Giusy Pizzirusso, MD, PhD student

Giusy Pizzirusso

Affiliated to research

Medical Doctor and Ph.D. student

About me

I am a medical doctor and Ph.D. student. My Ph.D. project is part of the KI-NIH Doctoral Partnership Programme in Neuroscience, which gives me the opportunity of splitting my research between Karolinska Institutet (Stockholm, Sweden) and National Institute of Health (Bethesda, USA).

The main goal of my research is to increase our understanding of the cellular and synaptic mechanisms underlying neuronal synchronization and electrical oscillations in neuronal networks during physiological and pathological states. This knowledge is essential to elucidate pathological network changes, a crucial step to finding new ways of rescuing altered brain oscillations and defining new targets for therapeutic intervention. We use ex-vivo electrophysiology, imaging, and network modeling to investigate gamma frequency oscillations in the neuronal networks of the hippocampus, which plays an important role in higher brain functions that are affected in various brain disorders.

Research description

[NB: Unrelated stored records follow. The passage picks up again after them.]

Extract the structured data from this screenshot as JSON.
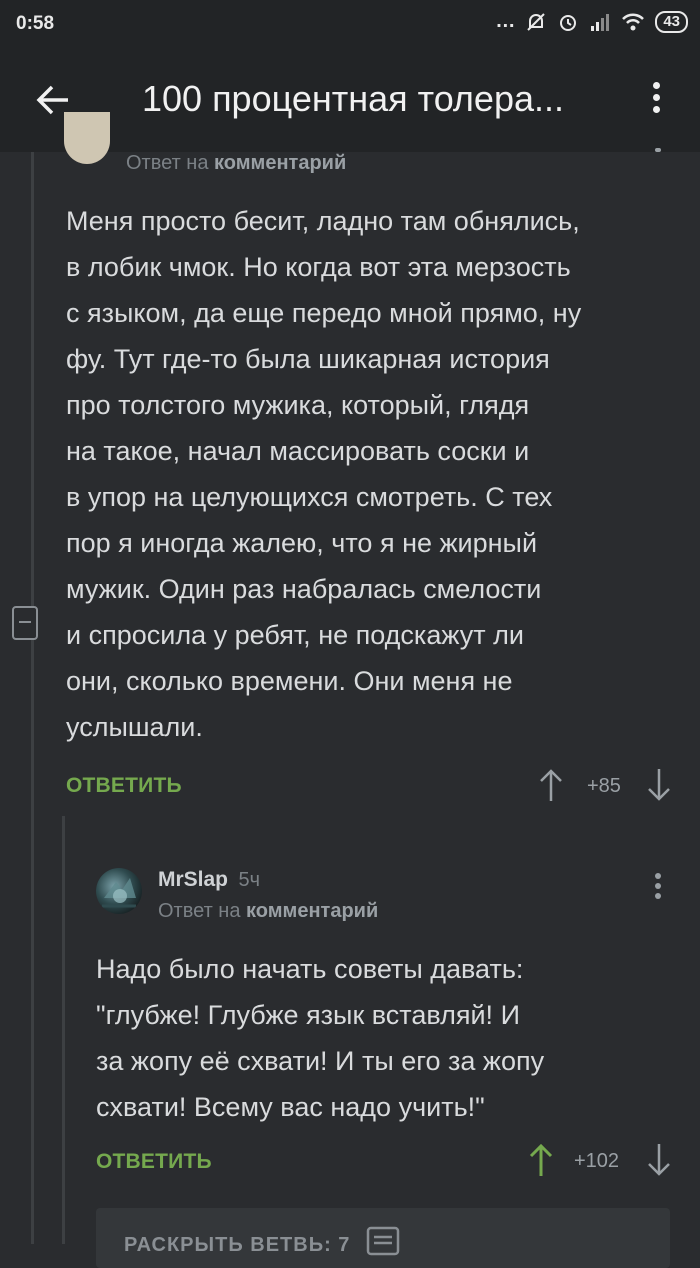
{
  "status_bar": {
    "time": "0:58",
    "battery": "43"
  },
  "header": {
    "title": "100 процентная толера..."
  },
  "comment1": {
    "reply_prefix": "Ответ на",
    "reply_target": "комментарий",
    "text": "Меня просто бесит, ладно там обнялись, в лобик чмок. Но когда вот эта мерзость с языком, да еще передо мной прямо, ну фу. Тут где-то была шикарная история про толстого мужика, который, глядя на такое, начал массировать соски и в упор на целующихся смотреть. С тех пор я иногда жалею, что я не жирный мужик. Один раз набралась смелости и спросила у ребят, не подскажут ли они, сколько времени. Они меня не услышали.",
    "lines": [
      "Меня просто бесит, ладно там обнялись,",
      "в лобик чмок. Но когда вот эта мерзость",
      "с языком, да еще передо мной прямо, ну",
      "фу. Тут где-то была шикарная история",
      "про толстого мужика, который, глядя",
      "на такое, начал массировать соски и",
      "в упор на целующихся смотреть. С тех",
      "пор я иногда жалею, что я не жирный",
      "мужик. Один раз набралась смелости",
      "и спросила у ребят, не подскажут ли",
      "они, сколько времени. Они меня не",
      "услышали."
    ],
    "reply_label": "ОТВЕТИТЬ",
    "rating": "+85"
  },
  "comment2": {
    "username": "MrSlap",
    "time_ago": "5ч",
    "reply_prefix": "Ответ на",
    "reply_target": "комментарий",
    "lines": [
      "Надо было начать советы давать:",
      "\"глубже! Глубже язык вставляй! И",
      "за жопу её схвати! И ты его за жопу",
      "схвати! Всему вас надо учить!\""
    ],
    "reply_label": "ОТВЕТИТЬ",
    "rating": "+102"
  },
  "expand_thread": {
    "label": "РАСКРЫТЬ ВЕТВЬ: 7"
  },
  "colors": {
    "background": "#2a2c2f",
    "bar": "#222426",
    "accent_green": "#75a94e"
  }
}
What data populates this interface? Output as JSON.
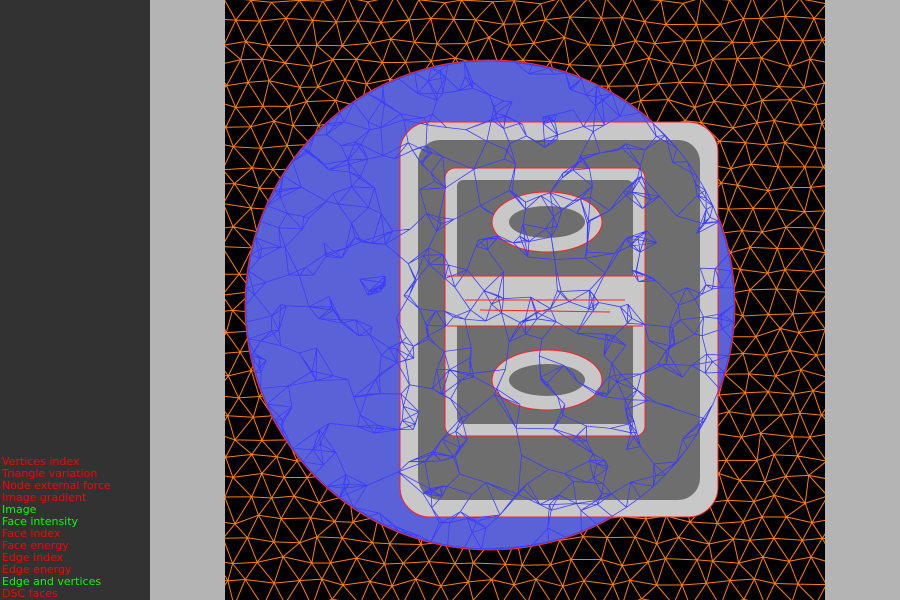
{
  "colors": {
    "panel_bg": "#323232",
    "page_bg": "#b4b4b4",
    "canvas_bg": "#000000",
    "option_on": "#00ff00",
    "option_off": "#ff0000",
    "outer_mesh": "#ff7f00",
    "inner_mesh": "#3c3cff",
    "interface_edge": "#ff2020",
    "shape_fill": "#6e6e6e",
    "disk_fill": "#5a62d8",
    "ring_fill": "#c8c8c8"
  },
  "options": [
    {
      "label": "Vertices index",
      "on": false
    },
    {
      "label": "Triangle variation",
      "on": false
    },
    {
      "label": "Node external force",
      "on": false
    },
    {
      "label": "Image gradient",
      "on": false
    },
    {
      "label": "Image",
      "on": true
    },
    {
      "label": "Face intensity",
      "on": true
    },
    {
      "label": "Face index",
      "on": false
    },
    {
      "label": "Face energy",
      "on": false
    },
    {
      "label": "Edge index",
      "on": false
    },
    {
      "label": "Edge energy",
      "on": false
    },
    {
      "label": "Edge and vertices",
      "on": true
    },
    {
      "label": "DSC faces",
      "on": false
    }
  ]
}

The guiding thread of my research is neuronal oscillations, which are repetitive patterns of neural activity in the central nervous system. The synchronized activity of large numbers of neurons gives rise to macroscopic fluctuations of currents, which can be observed in an electroencephalogram as a rhythmic fluctuation in local field potentials. The precise timing of neuronal-spike discharges gives rise to the so-called brain oscillations. Depending on their frequency, oscillations have been divided into different groups, each of which has been associated with a specific function. 

My project focuses on gamma oscillations, which are characterized by a frequency range between 30 and 80 Hz.  Gamma oscillations can be detected in multiple brain regions, including the hippocampus where they are the result of the synchronization of action potentials of excitatory pyramidal cells (PC) and inhibitory GABAergic interneurons, in particular fast-spiking interneurons (FSN). Alterations in the synchronous activity of PC and FSN in the hippocampus are related to cognitive deficits and neurodegenerative diseases. For this reason, I evaluate the hippocampal network functionality, which is expressed as gamma oscillations, by performing local field potential and patch clamp recordings in healthy and pathological acute slices. 

The overall aim of my research is to test the hypothesis that rescuing the early synaptic alterations that trigger gamma oscillations impairment in multiple neurodegenerative conditions (including after cranial radiotherapy and Alzheimer’s disease) would prevent the late cognitive decline observed in these situations. This will provide the basis for a novel approach: detect and restore the brain oscillatory activity at an early stage to prevent severe late complications. 

Academic honours, awards and prizes

"Piero Stroder" private scholarship for honors students.